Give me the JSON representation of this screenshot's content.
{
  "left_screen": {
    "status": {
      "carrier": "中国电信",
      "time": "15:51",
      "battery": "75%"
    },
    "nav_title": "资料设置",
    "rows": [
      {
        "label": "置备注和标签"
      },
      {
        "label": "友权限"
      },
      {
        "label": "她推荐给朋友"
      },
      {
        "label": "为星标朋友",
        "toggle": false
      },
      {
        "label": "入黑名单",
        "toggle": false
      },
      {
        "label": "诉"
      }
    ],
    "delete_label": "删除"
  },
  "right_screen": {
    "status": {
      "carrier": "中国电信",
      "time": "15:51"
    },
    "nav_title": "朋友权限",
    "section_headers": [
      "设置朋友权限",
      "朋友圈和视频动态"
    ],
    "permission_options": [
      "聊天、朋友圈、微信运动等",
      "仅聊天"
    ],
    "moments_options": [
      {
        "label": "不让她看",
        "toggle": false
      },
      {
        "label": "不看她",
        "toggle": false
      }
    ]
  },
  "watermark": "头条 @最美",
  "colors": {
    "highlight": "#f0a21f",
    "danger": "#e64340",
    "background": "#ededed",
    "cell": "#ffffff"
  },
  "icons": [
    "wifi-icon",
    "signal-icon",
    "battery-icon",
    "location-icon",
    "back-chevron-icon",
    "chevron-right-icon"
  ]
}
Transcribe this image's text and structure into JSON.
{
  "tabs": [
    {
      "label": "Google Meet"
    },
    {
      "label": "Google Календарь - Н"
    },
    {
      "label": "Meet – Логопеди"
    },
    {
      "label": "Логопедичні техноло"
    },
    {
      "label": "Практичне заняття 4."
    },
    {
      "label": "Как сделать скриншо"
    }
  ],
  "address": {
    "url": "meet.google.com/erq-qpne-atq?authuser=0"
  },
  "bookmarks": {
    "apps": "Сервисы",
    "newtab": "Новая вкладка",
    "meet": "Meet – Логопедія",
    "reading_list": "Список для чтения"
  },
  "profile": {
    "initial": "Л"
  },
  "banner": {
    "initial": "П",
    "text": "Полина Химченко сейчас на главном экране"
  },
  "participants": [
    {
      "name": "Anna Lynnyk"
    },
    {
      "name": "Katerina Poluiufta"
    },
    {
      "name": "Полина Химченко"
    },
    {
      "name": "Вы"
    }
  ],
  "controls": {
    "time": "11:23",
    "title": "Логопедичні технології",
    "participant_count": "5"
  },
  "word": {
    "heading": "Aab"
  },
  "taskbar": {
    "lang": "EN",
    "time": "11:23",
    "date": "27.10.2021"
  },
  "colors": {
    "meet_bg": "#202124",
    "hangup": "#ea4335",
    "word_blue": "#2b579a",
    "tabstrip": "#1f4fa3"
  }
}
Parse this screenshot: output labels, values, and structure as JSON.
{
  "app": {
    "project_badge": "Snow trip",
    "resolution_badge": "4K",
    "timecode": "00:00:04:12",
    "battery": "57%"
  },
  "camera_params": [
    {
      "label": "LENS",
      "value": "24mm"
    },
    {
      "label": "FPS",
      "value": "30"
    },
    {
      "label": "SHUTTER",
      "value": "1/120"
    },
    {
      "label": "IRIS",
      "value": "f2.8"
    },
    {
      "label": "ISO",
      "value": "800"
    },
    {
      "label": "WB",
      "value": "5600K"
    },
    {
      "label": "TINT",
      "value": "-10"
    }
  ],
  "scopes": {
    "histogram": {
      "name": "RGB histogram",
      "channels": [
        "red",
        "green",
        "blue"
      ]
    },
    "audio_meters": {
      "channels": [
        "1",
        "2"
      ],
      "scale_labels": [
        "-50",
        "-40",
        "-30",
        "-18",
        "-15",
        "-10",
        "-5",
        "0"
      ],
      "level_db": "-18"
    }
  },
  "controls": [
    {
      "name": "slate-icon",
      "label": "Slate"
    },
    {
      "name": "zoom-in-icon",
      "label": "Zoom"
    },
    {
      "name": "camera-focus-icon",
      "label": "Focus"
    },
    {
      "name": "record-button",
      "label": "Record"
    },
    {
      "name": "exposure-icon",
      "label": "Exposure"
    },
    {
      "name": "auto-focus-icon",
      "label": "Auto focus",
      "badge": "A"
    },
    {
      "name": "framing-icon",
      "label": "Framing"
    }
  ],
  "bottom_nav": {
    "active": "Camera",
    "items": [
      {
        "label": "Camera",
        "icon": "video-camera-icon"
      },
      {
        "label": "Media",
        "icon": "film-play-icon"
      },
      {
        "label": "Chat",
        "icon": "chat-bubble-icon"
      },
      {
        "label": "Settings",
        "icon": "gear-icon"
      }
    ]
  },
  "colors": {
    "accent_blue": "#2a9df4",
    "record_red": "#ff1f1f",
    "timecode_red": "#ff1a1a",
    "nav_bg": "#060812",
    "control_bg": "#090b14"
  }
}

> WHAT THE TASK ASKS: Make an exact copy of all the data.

> SOLUTION BELOW:
Give me the JSON representation of this screenshot's content.
{
  "left_screen": {
    "status": {
      "carrier": "中国电信",
      "time": "15:51",
      "battery": "75%"
    },
    "nav_title": "资料设置",
    "rows": [
      {
        "label": "置备注和标签"
      },
      {
        "label": "友权限"
      },
      {
        "label": "她推荐给朋友"
      },
      {
        "label": "为星标朋友",
        "toggle": false
      },
      {
        "label": "入黑名单",
        "toggle": false
      },
      {
        "label": "诉"
      }
    ],
    "delete_label": "删除"
  },
  "right_screen": {
    "status": {
      "carrier": "中国电信",
      "time": "15:51"
    },
    "nav_title": "朋友权限",
    "section_headers": [
      "设置朋友权限",
      "朋友圈和视频动态"
    ],
    "permission_options": [
      "聊天、朋友圈、微信运动等",
      "仅聊天"
    ],
    "moments_options": [
      {
        "label": "不让她看",
        "toggle": false
      },
      {
        "label": "不看她",
        "toggle": false
      }
    ]
  },
  "watermark": "头条 @最美",
  "colors": {
    "highlight": "#f0a21f",
    "danger": "#e64340",
    "background": "#ededed",
    "cell": "#ffffff"
  },
  "icons": [
    "wifi-icon",
    "signal-icon",
    "battery-icon",
    "location-icon",
    "back-chevron-icon",
    "chevron-right-icon"
  ]
}
Transcribe this image's text and structure into JSON.
{
  "tabs": [
    {
      "label": "Google Meet"
    },
    {
      "label": "Google Календарь - Н"
    },
    {
      "label": "Meet – Логопеди"
    },
    {
      "label": "Логопедичні техноло"
    },
    {
      "label": "Практичне заняття 4."
    },
    {
      "label": "Как сделать скриншо"
    }
  ],
  "address": {
    "url": "meet.google.com/erq-qpne-atq?authuser=0"
  },
  "bookmarks": {
    "apps": "Сервисы",
    "newtab": "Новая вкладка",
    "meet": "Meet – Логопедія",
    "reading_list": "Список для чтения"
  },
  "profile": {
    "initial": "Л"
  },
  "banner": {
    "initial": "П",
    "text": "Полина Химченко сейчас на главном экране"
  },
  "participants": [
    {
      "name": "Anna Lynnyk"
    },
    {
      "name": "Katerina Poluiufta"
    },
    {
      "name": "Полина Химченко"
    },
    {
      "name": "Вы"
    }
  ],
  "controls": {
    "time": "11:23",
    "title": "Логопедичні технології",
    "participant_count": "5"
  },
  "word": {
    "heading": "Aab"
  },
  "taskbar": {
    "lang": "EN",
    "time": "11:23",
    "date": "27.10.2021"
  },
  "colors": {
    "meet_bg": "#202124",
    "hangup": "#ea4335",
    "word_blue": "#2b579a",
    "tabstrip": "#1f4fa3"
  }
}
Parse this screenshot: output labels, values, and structure as JSON.
{
  "app": {
    "project_badge": "Snow trip",
    "resolution_badge": "4K",
    "timecode": "00:00:04:12",
    "battery": "57%"
  },
  "camera_params": [
    {
      "label": "LENS",
      "value": "24mm"
    },
    {
      "label": "FPS",
      "value": "30"
    },
    {
      "label": "SHUTTER",
      "value": "1/120"
    },
    {
      "label": "IRIS",
      "value": "f2.8"
    },
    {
      "label": "ISO",
      "value": "800"
    },
    {
      "label": "WB",
      "value": "5600K"
    },
    {
      "label": "TINT",
      "value": "-10"
    }
  ],
  "scopes": {
    "histogram": {
      "name": "RGB histogram",
      "channels": [
        "red",
        "green",
        "blue"
      ]
    },
    "audio_meters": {
      "channels": [
        "1",
        "2"
      ],
      "scale_labels": [
        "-50",
        "-40",
        "-30",
        "-18",
        "-15",
        "-10",
        "-5",
        "0"
      ],
      "level_db": "-18"
    }
  },
  "controls": [
    {
      "name": "slate-icon",
      "label": "Slate"
    },
    {
      "name": "zoom-in-icon",
      "label": "Zoom"
    },
    {
      "name": "camera-focus-icon",
      "label": "Focus"
    },
    {
      "name": "record-button",
      "label": "Record"
    },
    {
      "name": "exposure-icon",
      "label": "Exposure"
    },
    {
      "name": "auto-focus-icon",
      "label": "Auto focus",
      "badge": "A"
    },
    {
      "name": "framing-icon",
      "label": "Framing"
    }
  ],
  "bottom_nav": {
    "active": "Camera",
    "items": [
      {
        "label": "Camera",
        "icon": "video-camera-icon"
      },
      {
        "label": "Media",
        "icon": "film-play-icon"
      },
      {
        "label": "Chat",
        "icon": "chat-bubble-icon"
      },
      {
        "label": "Settings",
        "icon": "gear-icon"
      }
    ]
  },
  "colors": {
    "accent_blue": "#2a9df4",
    "record_red": "#ff1f1f",
    "timecode_red": "#ff1a1a",
    "nav_bg": "#060812",
    "control_bg": "#090b14"
  }
}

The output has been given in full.